There’s probably no reason for Jim Nantz, the play-by-play voice on TBS’s coverage of the Final Four games Saturday as well as Monday’s national championship game on CBS, to amend his signature introduction: “Hello, friends.”
But there is a small irony worth acknowledging. While there are few broadcasters more familiar than Nantz, Turner Broadcasting is providing viewers this year with a chance to watch the semifinals with more relatable company. Not exactly friends, per se. But at the least, like-minded broadcasters who will feed your rooting interest.
In addition to the traditional national semifinal broadcasts, which will air on TBS for the first time and feature Nantz, analysts Greg Anthony and Steve Kerr, and sideline reporter Tracy Wolfson, an intriguing alternative is being offered, one tailored to the fan bases of each of the Final Four teams.

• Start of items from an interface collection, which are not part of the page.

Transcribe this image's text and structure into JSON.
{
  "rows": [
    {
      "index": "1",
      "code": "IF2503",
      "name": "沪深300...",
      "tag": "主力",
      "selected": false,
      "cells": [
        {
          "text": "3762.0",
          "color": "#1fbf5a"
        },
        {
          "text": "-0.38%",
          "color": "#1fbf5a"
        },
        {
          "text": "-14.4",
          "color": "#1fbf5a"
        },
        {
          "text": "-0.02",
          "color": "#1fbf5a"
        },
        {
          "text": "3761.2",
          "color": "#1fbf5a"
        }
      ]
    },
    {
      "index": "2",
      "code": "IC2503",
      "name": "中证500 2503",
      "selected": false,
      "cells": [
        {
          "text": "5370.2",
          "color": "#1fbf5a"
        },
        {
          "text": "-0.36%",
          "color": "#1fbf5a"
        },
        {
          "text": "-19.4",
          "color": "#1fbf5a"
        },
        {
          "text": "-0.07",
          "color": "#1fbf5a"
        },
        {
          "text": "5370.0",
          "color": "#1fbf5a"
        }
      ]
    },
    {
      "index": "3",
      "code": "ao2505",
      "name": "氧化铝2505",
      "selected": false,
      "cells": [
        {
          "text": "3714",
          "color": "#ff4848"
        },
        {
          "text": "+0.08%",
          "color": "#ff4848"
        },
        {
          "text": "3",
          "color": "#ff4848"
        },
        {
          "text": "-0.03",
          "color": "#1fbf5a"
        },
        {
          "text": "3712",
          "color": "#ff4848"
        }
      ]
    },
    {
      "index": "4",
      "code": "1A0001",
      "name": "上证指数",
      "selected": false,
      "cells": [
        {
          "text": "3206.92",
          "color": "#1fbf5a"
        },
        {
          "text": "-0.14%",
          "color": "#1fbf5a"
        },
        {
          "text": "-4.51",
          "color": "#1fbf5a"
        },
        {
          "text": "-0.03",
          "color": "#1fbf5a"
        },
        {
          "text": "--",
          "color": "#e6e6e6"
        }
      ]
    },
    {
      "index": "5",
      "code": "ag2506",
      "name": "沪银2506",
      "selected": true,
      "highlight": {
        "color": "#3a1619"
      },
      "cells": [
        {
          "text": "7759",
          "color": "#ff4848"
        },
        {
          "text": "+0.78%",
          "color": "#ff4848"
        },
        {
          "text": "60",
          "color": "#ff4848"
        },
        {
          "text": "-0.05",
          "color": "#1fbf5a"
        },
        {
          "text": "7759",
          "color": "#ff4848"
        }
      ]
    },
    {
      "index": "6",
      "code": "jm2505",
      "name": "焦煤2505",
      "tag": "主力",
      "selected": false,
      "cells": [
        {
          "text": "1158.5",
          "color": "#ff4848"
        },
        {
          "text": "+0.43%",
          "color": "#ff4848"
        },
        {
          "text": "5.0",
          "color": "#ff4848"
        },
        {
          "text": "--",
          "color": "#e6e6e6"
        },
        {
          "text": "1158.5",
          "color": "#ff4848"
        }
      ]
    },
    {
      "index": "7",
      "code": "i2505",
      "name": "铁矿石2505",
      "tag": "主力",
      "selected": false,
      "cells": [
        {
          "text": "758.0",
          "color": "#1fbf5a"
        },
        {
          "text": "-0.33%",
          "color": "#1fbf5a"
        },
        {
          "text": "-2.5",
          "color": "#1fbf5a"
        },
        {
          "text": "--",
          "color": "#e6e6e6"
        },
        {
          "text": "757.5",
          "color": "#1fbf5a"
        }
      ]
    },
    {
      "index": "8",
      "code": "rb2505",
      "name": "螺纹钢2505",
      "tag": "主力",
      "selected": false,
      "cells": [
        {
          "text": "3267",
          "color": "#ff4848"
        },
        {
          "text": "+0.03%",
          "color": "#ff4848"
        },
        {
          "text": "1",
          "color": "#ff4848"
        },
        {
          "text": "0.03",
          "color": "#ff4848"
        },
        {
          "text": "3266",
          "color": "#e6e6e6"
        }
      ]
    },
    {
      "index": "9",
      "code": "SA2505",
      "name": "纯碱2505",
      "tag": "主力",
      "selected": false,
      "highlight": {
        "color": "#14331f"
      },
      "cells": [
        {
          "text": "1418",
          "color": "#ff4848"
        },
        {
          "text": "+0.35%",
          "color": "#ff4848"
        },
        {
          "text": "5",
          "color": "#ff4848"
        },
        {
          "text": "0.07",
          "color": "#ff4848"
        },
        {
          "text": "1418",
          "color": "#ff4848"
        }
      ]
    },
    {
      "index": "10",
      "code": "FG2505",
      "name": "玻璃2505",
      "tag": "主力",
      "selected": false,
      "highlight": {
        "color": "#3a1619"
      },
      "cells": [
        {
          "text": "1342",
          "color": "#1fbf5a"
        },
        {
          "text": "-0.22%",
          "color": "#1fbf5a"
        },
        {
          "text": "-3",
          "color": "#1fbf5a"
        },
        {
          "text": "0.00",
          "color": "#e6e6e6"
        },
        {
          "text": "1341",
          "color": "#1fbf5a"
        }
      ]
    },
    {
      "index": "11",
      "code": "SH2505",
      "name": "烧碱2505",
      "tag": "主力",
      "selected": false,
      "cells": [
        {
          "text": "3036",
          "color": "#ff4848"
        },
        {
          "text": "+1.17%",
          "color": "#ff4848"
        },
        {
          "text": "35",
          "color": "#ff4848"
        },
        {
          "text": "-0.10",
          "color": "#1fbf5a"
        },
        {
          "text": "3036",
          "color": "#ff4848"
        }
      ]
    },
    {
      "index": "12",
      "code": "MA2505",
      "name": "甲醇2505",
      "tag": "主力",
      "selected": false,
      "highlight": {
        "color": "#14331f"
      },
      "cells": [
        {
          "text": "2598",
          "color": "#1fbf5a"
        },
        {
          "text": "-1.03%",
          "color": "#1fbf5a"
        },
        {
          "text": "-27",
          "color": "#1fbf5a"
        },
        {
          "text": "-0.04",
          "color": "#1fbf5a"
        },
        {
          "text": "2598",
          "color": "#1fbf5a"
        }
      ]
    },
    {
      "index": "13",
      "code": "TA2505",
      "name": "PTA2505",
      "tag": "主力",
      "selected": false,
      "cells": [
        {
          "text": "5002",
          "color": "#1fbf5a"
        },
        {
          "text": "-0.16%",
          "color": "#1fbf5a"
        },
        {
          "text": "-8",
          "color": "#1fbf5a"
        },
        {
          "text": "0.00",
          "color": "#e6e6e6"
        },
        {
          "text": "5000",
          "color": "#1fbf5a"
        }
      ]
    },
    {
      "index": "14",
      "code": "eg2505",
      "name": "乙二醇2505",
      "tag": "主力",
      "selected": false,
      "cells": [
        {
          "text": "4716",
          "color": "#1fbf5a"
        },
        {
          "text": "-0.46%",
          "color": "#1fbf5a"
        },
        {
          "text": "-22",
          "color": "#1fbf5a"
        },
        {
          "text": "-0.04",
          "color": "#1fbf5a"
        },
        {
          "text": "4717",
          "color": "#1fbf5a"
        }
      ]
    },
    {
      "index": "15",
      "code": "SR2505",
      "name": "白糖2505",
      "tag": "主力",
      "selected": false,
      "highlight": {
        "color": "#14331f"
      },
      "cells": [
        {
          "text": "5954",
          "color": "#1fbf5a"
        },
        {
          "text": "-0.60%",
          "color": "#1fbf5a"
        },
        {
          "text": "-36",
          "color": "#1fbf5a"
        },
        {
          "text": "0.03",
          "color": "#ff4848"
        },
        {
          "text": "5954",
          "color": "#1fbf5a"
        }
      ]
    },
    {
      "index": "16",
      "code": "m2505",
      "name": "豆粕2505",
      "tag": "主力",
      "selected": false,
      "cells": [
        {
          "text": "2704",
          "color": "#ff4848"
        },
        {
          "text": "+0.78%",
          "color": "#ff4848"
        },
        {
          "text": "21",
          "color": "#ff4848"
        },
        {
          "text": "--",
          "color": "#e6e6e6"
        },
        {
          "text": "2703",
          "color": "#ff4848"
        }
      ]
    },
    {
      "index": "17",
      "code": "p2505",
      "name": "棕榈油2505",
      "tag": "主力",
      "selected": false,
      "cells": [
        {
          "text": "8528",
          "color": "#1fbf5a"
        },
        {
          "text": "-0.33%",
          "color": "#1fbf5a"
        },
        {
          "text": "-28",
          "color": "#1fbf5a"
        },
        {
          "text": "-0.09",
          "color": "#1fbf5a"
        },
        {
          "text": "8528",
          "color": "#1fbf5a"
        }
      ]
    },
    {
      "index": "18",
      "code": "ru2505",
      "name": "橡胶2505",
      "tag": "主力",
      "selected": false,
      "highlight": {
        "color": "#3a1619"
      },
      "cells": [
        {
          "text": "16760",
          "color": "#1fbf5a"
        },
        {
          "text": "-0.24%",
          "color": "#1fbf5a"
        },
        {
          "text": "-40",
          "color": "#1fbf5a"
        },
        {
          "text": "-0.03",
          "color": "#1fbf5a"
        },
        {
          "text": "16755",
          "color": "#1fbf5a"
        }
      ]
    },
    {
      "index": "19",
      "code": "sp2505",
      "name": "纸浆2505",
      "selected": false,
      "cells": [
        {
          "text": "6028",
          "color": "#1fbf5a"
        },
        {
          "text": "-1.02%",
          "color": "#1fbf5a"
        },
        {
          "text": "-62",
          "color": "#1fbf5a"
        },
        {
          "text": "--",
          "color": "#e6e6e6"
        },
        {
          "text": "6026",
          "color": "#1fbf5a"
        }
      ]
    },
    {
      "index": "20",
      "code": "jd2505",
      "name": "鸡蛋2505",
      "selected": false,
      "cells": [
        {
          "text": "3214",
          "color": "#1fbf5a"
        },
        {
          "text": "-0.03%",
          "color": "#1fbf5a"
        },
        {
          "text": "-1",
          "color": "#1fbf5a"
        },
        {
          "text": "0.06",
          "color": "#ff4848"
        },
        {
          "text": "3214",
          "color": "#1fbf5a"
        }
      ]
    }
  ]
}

Called “teamcasts,’’ they will air simultaneously to the national broadcast on TNT and truTV. Turner touts the teamcasts with the slogan “Your Team, Your Way” and promises that they will provide “unprecedented local flavor, including comprehensive team and player story lines, custom music, graphics, and show packaging, additional cameras and team-specific replays, custom halftimes with school features, and more.”
In other words: Sure, there are two teams on the court, but we’re here to talk about the one you’re rooting for.
So, if you’re a Connecticut fan, and Nantz and the crew seem a little too intent on talking about the Florida Gators come tipoff at 6:09 p.m. Saturday, you’ll be able to switch over to the Huskies teamcast on truTV.
There you’ll find Comcast SportsNet New England’s Eric Frede — a familiar and respected broadcaster to be sure, but one with Connecticut roots — handling the play-by-play, with former UConn standout (and CSNNE alum) Donny Marshall handling the color. The sideline reporter? UConn women’s basketball legend Swin Cash.
It’s a quality crew. But it’s also one designed to make Shabazz Napier/Kemba Walker comparisons rather than elaborate on the Gators’ 30-game winning streak.
It will be fascinating when the Nielsen numbers become available, if only to see whether or not this is something viewers want to make worth Turner’s while.
Lyons joins NESN
In one sense, Steve Lyons is back with the Red Sox for a fifth time. The former Red Sox utilityman, who had four separate stints in Boston during his nine-year major league career, has joined NESN as a studio analyst.
While Lyons doesn’t have the Hall of Fame pedigree of NESN analysts Dennis Eckersley and Jim Rice, and he’s not the local baseball icon that Tim Wakefield is, he is an accomplished broadcaster. Should Jerry Remy not continue through the full season — and to be clear, there is no indication that his departure is at all a possibility right now — Lyons would be capable of working in the booth.
Beginning in 1996, Lyons spent 11 years working on Fox Sports’s national baseball broadcasts, serving as a color analyst, studio host, and studio analyst. He won an Emmy in 2001 for Outstanding Sports Personality/Studio Analyst.
But his off-the-cuff style has occasionally gotten him into trouble. Fox fired him during the 2006 postseason after he made an insensitive comment about colleague Lou Piniella’s ethnic heritage during a broadcast.
Lyons spent the last nine years as part of the Los Angeles Dodgers broadcast team, but his contract was not renewed after the season ended. The Dodgers hired Orel Hershiser and Nomar Garciaparra in the offseason as analysts for their new network, SportsNet LA.
As a Red Sox player, Lyons was popular — he was voted the 10th Player Award in ’85 — if erratic. Nicknamed “Psycho” by former teammate Marc Sullivan, he’s probably best-known nationally for dropping his pants during a game while playing for the White Sox in 1990.
Lyons will debut Friday during the network’s pregame coverage (beginning at 11:30 a.m.) of the Red Sox’ home opener against the Brewers.
Those of us in the media like to use the term “insider” to describe a colleague who has a knack for getting information. But the truth is, the only genuine insiders are those who are part of the team. That true insight ended up being the main appeal of Celtics point guard Rajon Rondo’s half-game stint as color analyst on Comcast SportsNet New England’s Celtics-Bulls broadcast last Monday. Once Rondo got comfortable — and kudos to play-by-play voice Mike Gorman for getting him to open up as the game went on — he offered compelling anecdotes, whether it was about rookie Chris Johnson’s tough-minded approach, his own truce with the Bulls’ Joakim Noah, or the leadership lessons he learned from Paul Pierce and Kevin Garnett. I came away from the broadcast wishing Rondo — perceptive, articulate, and plugged in — had tried it sooner. Hearing him for one half of one game was fun, and not nearly enough.